WHAT IS REQUIRED
Could you return each entry below exactly as written, minus any pictures?

EXERCISE INPUT

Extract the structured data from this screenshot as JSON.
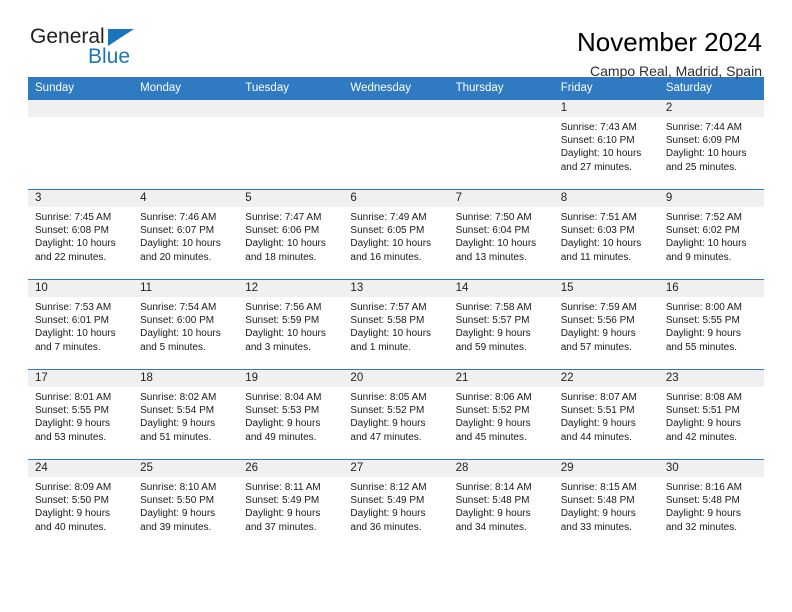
{
  "logo": {
    "word1": "General",
    "word2": "Blue",
    "triangle_color": "#1b75bb",
    "word1_color": "#231f20",
    "word2_color": "#1b75bb"
  },
  "header": {
    "title": "November 2024",
    "subtitle": "Campo Real, Madrid, Spain"
  },
  "theme": {
    "header_bg": "#2f7ac1",
    "header_text": "#ffffff",
    "daynum_bg": "#f0f0f0",
    "grid_line": "#2f7ac1"
  },
  "weekdays": [
    "Sunday",
    "Monday",
    "Tuesday",
    "Wednesday",
    "Thursday",
    "Friday",
    "Saturday"
  ],
  "weeks": [
    [
      {
        "day": "",
        "sunrise": "",
        "sunset": "",
        "daylight": "",
        "empty": true
      },
      {
        "day": "",
        "sunrise": "",
        "sunset": "",
        "daylight": "",
        "empty": true
      },
      {
        "day": "",
        "sunrise": "",
        "sunset": "",
        "daylight": "",
        "empty": true
      },
      {
        "day": "",
        "sunrise": "",
        "sunset": "",
        "daylight": "",
        "empty": true
      },
      {
        "day": "",
        "sunrise": "",
        "sunset": "",
        "daylight": "",
        "empty": true
      },
      {
        "day": "1",
        "sunrise": "Sunrise: 7:43 AM",
        "sunset": "Sunset: 6:10 PM",
        "daylight": "Daylight: 10 hours and 27 minutes.",
        "empty": false
      },
      {
        "day": "2",
        "sunrise": "Sunrise: 7:44 AM",
        "sunset": "Sunset: 6:09 PM",
        "daylight": "Daylight: 10 hours and 25 minutes.",
        "empty": false
      }
    ],
    [
      {
        "day": "3",
        "sunrise": "Sunrise: 7:45 AM",
        "sunset": "Sunset: 6:08 PM",
        "daylight": "Daylight: 10 hours and 22 minutes.",
        "empty": false
      },
      {
        "day": "4",
        "sunrise": "Sunrise: 7:46 AM",
        "sunset": "Sunset: 6:07 PM",
        "daylight": "Daylight: 10 hours and 20 minutes.",
        "empty": false
      },
      {
        "day": "5",
        "sunrise": "Sunrise: 7:47 AM",
        "sunset": "Sunset: 6:06 PM",
        "daylight": "Daylight: 10 hours and 18 minutes.",
        "empty": false
      },
      {
        "day": "6",
        "sunrise": "Sunrise: 7:49 AM",
        "sunset": "Sunset: 6:05 PM",
        "daylight": "Daylight: 10 hours and 16 minutes.",
        "empty": false
      },
      {
        "day": "7",
        "sunrise": "Sunrise: 7:50 AM",
        "sunset": "Sunset: 6:04 PM",
        "daylight": "Daylight: 10 hours and 13 minutes.",
        "empty": false
      },
      {
        "day": "8",
        "sunrise": "Sunrise: 7:51 AM",
        "sunset": "Sunset: 6:03 PM",
        "daylight": "Daylight: 10 hours and 11 minutes.",
        "empty": false
      },
      {
        "day": "9",
        "sunrise": "Sunrise: 7:52 AM",
        "sunset": "Sunset: 6:02 PM",
        "daylight": "Daylight: 10 hours and 9 minutes.",
        "empty": false
      }
    ],
    [
      {
        "day": "10",
        "sunrise": "Sunrise: 7:53 AM",
        "sunset": "Sunset: 6:01 PM",
        "daylight": "Daylight: 10 hours and 7 minutes.",
        "empty": false
      },
      {
        "day": "11",
        "sunrise": "Sunrise: 7:54 AM",
        "sunset": "Sunset: 6:00 PM",
        "daylight": "Daylight: 10 hours and 5 minutes.",
        "empty": false
      },
      {
        "day": "12",
        "sunrise": "Sunrise: 7:56 AM",
        "sunset": "Sunset: 5:59 PM",
        "daylight": "Daylight: 10 hours and 3 minutes.",
        "empty": false
      },
      {
        "day": "13",
        "sunrise": "Sunrise: 7:57 AM",
        "sunset": "Sunset: 5:58 PM",
        "daylight": "Daylight: 10 hours and 1 minute.",
        "empty": false
      },
      {
        "day": "14",
        "sunrise": "Sunrise: 7:58 AM",
        "sunset": "Sunset: 5:57 PM",
        "daylight": "Daylight: 9 hours and 59 minutes.",
        "empty": false
      },
      {
        "day": "15",
        "sunrise": "Sunrise: 7:59 AM",
        "sunset": "Sunset: 5:56 PM",
        "daylight": "Daylight: 9 hours and 57 minutes.",
        "empty": false
      },
      {
        "day": "16",
        "sunrise": "Sunrise: 8:00 AM",
        "sunset": "Sunset: 5:55 PM",
        "daylight": "Daylight: 9 hours and 55 minutes.",
        "empty": false
      }
    ],
    [
      {
        "day": "17",
        "sunrise": "Sunrise: 8:01 AM",
        "sunset": "Sunset: 5:55 PM",
        "daylight": "Daylight: 9 hours and 53 minutes.",
        "empty": false
      },
      {
        "day": "18",
        "sunrise": "Sunrise: 8:02 AM",
        "sunset": "Sunset: 5:54 PM",
        "daylight": "Daylight: 9 hours and 51 minutes.",
        "empty": false
      },
      {
        "day": "19",
        "sunrise": "Sunrise: 8:04 AM",
        "sunset": "Sunset: 5:53 PM",
        "daylight": "Daylight: 9 hours and 49 minutes.",
        "empty": false
      },
      {
        "day": "20",
        "sunrise": "Sunrise: 8:05 AM",
        "sunset": "Sunset: 5:52 PM",
        "daylight": "Daylight: 9 hours and 47 minutes.",
        "empty": false
      },
      {
        "day": "21",
        "sunrise": "Sunrise: 8:06 AM",
        "sunset": "Sunset: 5:52 PM",
        "daylight": "Daylight: 9 hours and 45 minutes.",
        "empty": false
      },
      {
        "day": "22",
        "sunrise": "Sunrise: 8:07 AM",
        "sunset": "Sunset: 5:51 PM",
        "daylight": "Daylight: 9 hours and 44 minutes.",
        "empty": false
      },
      {
        "day": "23",
        "sunrise": "Sunrise: 8:08 AM",
        "sunset": "Sunset: 5:51 PM",
        "daylight": "Daylight: 9 hours and 42 minutes.",
        "empty": false
      }
    ],
    [
      {
        "day": "24",
        "sunrise": "Sunrise: 8:09 AM",
        "sunset": "Sunset: 5:50 PM",
        "daylight": "Daylight: 9 hours and 40 minutes.",
        "empty": false
      },
      {
        "day": "25",
        "sunrise": "Sunrise: 8:10 AM",
        "sunset": "Sunset: 5:50 PM",
        "daylight": "Daylight: 9 hours and 39 minutes.",
        "empty": false
      },
      {
        "day": "26",
        "sunrise": "Sunrise: 8:11 AM",
        "sunset": "Sunset: 5:49 PM",
        "daylight": "Daylight: 9 hours and 37 minutes.",
        "empty": false
      },
      {
        "day": "27",
        "sunrise": "Sunrise: 8:12 AM",
        "sunset": "Sunset: 5:49 PM",
        "daylight": "Daylight: 9 hours and 36 minutes.",
        "empty": false
      },
      {
        "day": "28",
        "sunrise": "Sunrise: 8:14 AM",
        "sunset": "Sunset: 5:48 PM",
        "daylight": "Daylight: 9 hours and 34 minutes.",
        "empty": false
      },
      {
        "day": "29",
        "sunrise": "Sunrise: 8:15 AM",
        "sunset": "Sunset: 5:48 PM",
        "daylight": "Daylight: 9 hours and 33 minutes.",
        "empty": false
      },
      {
        "day": "30",
        "sunrise": "Sunrise: 8:16 AM",
        "sunset": "Sunset: 5:48 PM",
        "daylight": "Daylight: 9 hours and 32 minutes.",
        "empty": false
      }
    ]
  ]
}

SOLUTION TO THIS TASK
Extract the structured data from this screenshot as JSON.
{
  "logo": {
    "word1": "General",
    "word2": "Blue",
    "triangle_color": "#1b75bb",
    "word1_color": "#231f20",
    "word2_color": "#1b75bb"
  },
  "header": {
    "title": "November 2024",
    "subtitle": "Campo Real, Madrid, Spain"
  },
  "theme": {
    "header_bg": "#2f7ac1",
    "header_text": "#ffffff",
    "daynum_bg": "#f0f0f0",
    "grid_line": "#2f7ac1"
  },
  "weekdays": [
    "Sunday",
    "Monday",
    "Tuesday",
    "Wednesday",
    "Thursday",
    "Friday",
    "Saturday"
  ],
  "weeks": [
    [
      {
        "day": "",
        "sunrise": "",
        "sunset": "",
        "daylight": "",
        "empty": true
      },
      {
        "day": "",
        "sunrise": "",
        "sunset": "",
        "daylight": "",
        "empty": true
      },
      {
        "day": "",
        "sunrise": "",
        "sunset": "",
        "daylight": "",
        "empty": true
      },
      {
        "day": "",
        "sunrise": "",
        "sunset": "",
        "daylight": "",
        "empty": true
      },
      {
        "day": "",
        "sunrise": "",
        "sunset": "",
        "daylight": "",
        "empty": true
      },
      {
        "day": "1",
        "sunrise": "Sunrise: 7:43 AM",
        "sunset": "Sunset: 6:10 PM",
        "daylight": "Daylight: 10 hours and 27 minutes.",
        "empty": false
      },
      {
        "day": "2",
        "sunrise": "Sunrise: 7:44 AM",
        "sunset": "Sunset: 6:09 PM",
        "daylight": "Daylight: 10 hours and 25 minutes.",
        "empty": false
      }
    ],
    [
      {
        "day": "3",
        "sunrise": "Sunrise: 7:45 AM",
        "sunset": "Sunset: 6:08 PM",
        "daylight": "Daylight: 10 hours and 22 minutes.",
        "empty": false
      },
      {
        "day": "4",
        "sunrise": "Sunrise: 7:46 AM",
        "sunset": "Sunset: 6:07 PM",
        "daylight": "Daylight: 10 hours and 20 minutes.",
        "empty": false
      },
      {
        "day": "5",
        "sunrise": "Sunrise: 7:47 AM",
        "sunset": "Sunset: 6:06 PM",
        "daylight": "Daylight: 10 hours and 18 minutes.",
        "empty": false
      },
      {
        "day": "6",
        "sunrise": "Sunrise: 7:49 AM",
        "sunset": "Sunset: 6:05 PM",
        "daylight": "Daylight: 10 hours and 16 minutes.",
        "empty": false
      },
      {
        "day": "7",
        "sunrise": "Sunrise: 7:50 AM",
        "sunset": "Sunset: 6:04 PM",
        "daylight": "Daylight: 10 hours and 13 minutes.",
        "empty": false
      },
      {
        "day": "8",
        "sunrise": "Sunrise: 7:51 AM",
        "sunset": "Sunset: 6:03 PM",
        "daylight": "Daylight: 10 hours and 11 minutes.",
        "empty": false
      },
      {
        "day": "9",
        "sunrise": "Sunrise: 7:52 AM",
        "sunset": "Sunset: 6:02 PM",
        "daylight": "Daylight: 10 hours and 9 minutes.",
        "empty": false
      }
    ],
    [
      {
        "day": "10",
        "sunrise": "Sunrise: 7:53 AM",
        "sunset": "Sunset: 6:01 PM",
        "daylight": "Daylight: 10 hours and 7 minutes.",
        "empty": false
      },
      {
        "day": "11",
        "sunrise": "Sunrise: 7:54 AM",
        "sunset": "Sunset: 6:00 PM",
        "daylight": "Daylight: 10 hours and 5 minutes.",
        "empty": false
      },
      {
        "day": "12",
        "sunrise": "Sunrise: 7:56 AM",
        "sunset": "Sunset: 5:59 PM",
        "daylight": "Daylight: 10 hours and 3 minutes.",
        "empty": false
      },
      {
        "day": "13",
        "sunrise": "Sunrise: 7:57 AM",
        "sunset": "Sunset: 5:58 PM",
        "daylight": "Daylight: 10 hours and 1 minute.",
        "empty": false
      },
      {
        "day": "14",
        "sunrise": "Sunrise: 7:58 AM",
        "sunset": "Sunset: 5:57 PM",
        "daylight": "Daylight: 9 hours and 59 minutes.",
        "empty": false
      },
      {
        "day": "15",
        "sunrise": "Sunrise: 7:59 AM",
        "sunset": "Sunset: 5:56 PM",
        "daylight": "Daylight: 9 hours and 57 minutes.",
        "empty": false
      },
      {
        "day": "16",
        "sunrise": "Sunrise: 8:00 AM",
        "sunset": "Sunset: 5:55 PM",
        "daylight": "Daylight: 9 hours and 55 minutes.",
        "empty": false
      }
    ],
    [
      {
        "day": "17",
        "sunrise": "Sunrise: 8:01 AM",
        "sunset": "Sunset: 5:55 PM",
        "daylight": "Daylight: 9 hours and 53 minutes.",
        "empty": false
      },
      {
        "day": "18",
        "sunrise": "Sunrise: 8:02 AM",
        "sunset": "Sunset: 5:54 PM",
        "daylight": "Daylight: 9 hours and 51 minutes.",
        "empty": false
      },
      {
        "day": "19",
        "sunrise": "Sunrise: 8:04 AM",
        "sunset": "Sunset: 5:53 PM",
        "daylight": "Daylight: 9 hours and 49 minutes.",
        "empty": false
      },
      {
        "day": "20",
        "sunrise": "Sunrise: 8:05 AM",
        "sunset": "Sunset: 5:52 PM",
        "daylight": "Daylight: 9 hours and 47 minutes.",
        "empty": false
      },
      {
        "day": "21",
        "sunrise": "Sunrise: 8:06 AM",
        "sunset": "Sunset: 5:52 PM",
        "daylight": "Daylight: 9 hours and 45 minutes.",
        "empty": false
      },
      {
        "day": "22",
        "sunrise": "Sunrise: 8:07 AM",
        "sunset": "Sunset: 5:51 PM",
        "daylight": "Daylight: 9 hours and 44 minutes.",
        "empty": false
      },
      {
        "day": "23",
        "sunrise": "Sunrise: 8:08 AM",
        "sunset": "Sunset: 5:51 PM",
        "daylight": "Daylight: 9 hours and 42 minutes.",
        "empty": false
      }
    ],
    [
      {
        "day": "24",
        "sunrise": "Sunrise: 8:09 AM",
        "sunset": "Sunset: 5:50 PM",
        "daylight": "Daylight: 9 hours and 40 minutes.",
        "empty": false
      },
      {
        "day": "25",
        "sunrise": "Sunrise: 8:10 AM",
        "sunset": "Sunset: 5:50 PM",
        "daylight": "Daylight: 9 hours and 39 minutes.",
        "empty": false
      },
      {
        "day": "26",
        "sunrise": "Sunrise: 8:11 AM",
        "sunset": "Sunset: 5:49 PM",
        "daylight": "Daylight: 9 hours and 37 minutes.",
        "empty": false
      },
      {
        "day": "27",
        "sunrise": "Sunrise: 8:12 AM",
        "sunset": "Sunset: 5:49 PM",
        "daylight": "Daylight: 9 hours and 36 minutes.",
        "empty": false
      },
      {
        "day": "28",
        "sunrise": "Sunrise: 8:14 AM",
        "sunset": "Sunset: 5:48 PM",
        "daylight": "Daylight: 9 hours and 34 minutes.",
        "empty": false
      },
      {
        "day": "29",
        "sunrise": "Sunrise: 8:15 AM",
        "sunset": "Sunset: 5:48 PM",
        "daylight": "Daylight: 9 hours and 33 minutes.",
        "empty": false
      },
      {
        "day": "30",
        "sunrise": "Sunrise: 8:16 AM",
        "sunset": "Sunset: 5:48 PM",
        "daylight": "Daylight: 9 hours and 32 minutes.",
        "empty": false
      }
    ]
  ]
}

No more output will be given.